The JAMA study authors analyzed seven years of data from the National Health and Nutrition Examination Survey, administered annually by the Centers for Disease Control and Prevention. The data tracks such things as diet, body mass index, cholesterol level, and blood pressure, as well as behaviors like smoking, exercise, and alcohol consumption. After excluding people with diabetes, those who were excessively overweight, and those with high cholesterol, the researchers found that adults consumed an average of 21.4 teaspoons of added sugar a day, that is, sugar that doesn't exist naturally in foods such as milk or fruit.

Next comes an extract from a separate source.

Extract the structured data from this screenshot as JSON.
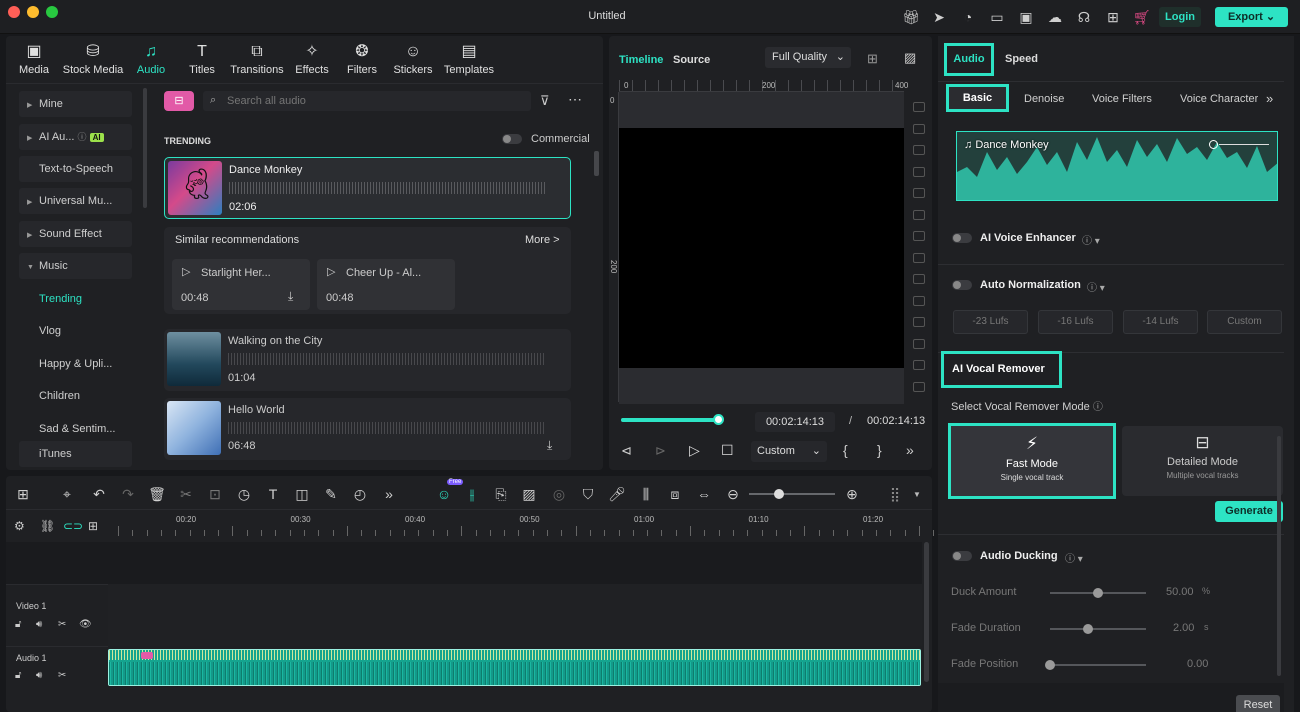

That amount equaled 16 percent of their total caloric intake, and for about 16 percent of the sample, sugar comprised more than 25 percent of total calories. (Current recommended daily guidelines are 5 teaspoons for women, 9 teaspoons for men, and 5 percent or less of daily calories.)
Even more alarmingly, the study showed that as the number of added-sugar calories increased, the levels of good cholesterol (HDL) went down, and bad cholesterol (LDL) and triglycerides (another blood fat) went up. These strong associations held true even after the researchers controlled for other risk factors for high cholesterol and heart disease.
How and why added sugars increase cholesterol level isn't fully understood, say the authors, but one theory is they cause your liver to secrete more bad LDL cholesterol and interfere with the body's ability get rid of it. "Taking a broader view, we know that a diet high in added sugars is a marker for a poor-quality diet in general," says Rachel K. Johnson, PhD, MPH, RD, associate provost and professor of nutrition at the University of Vermont in Burlington. Johnson authored the American Heart Association's (AHA's) recommendations for sugar intake because, she says, there's already a large body of evidence suggesting that added sugar is bad for the heart.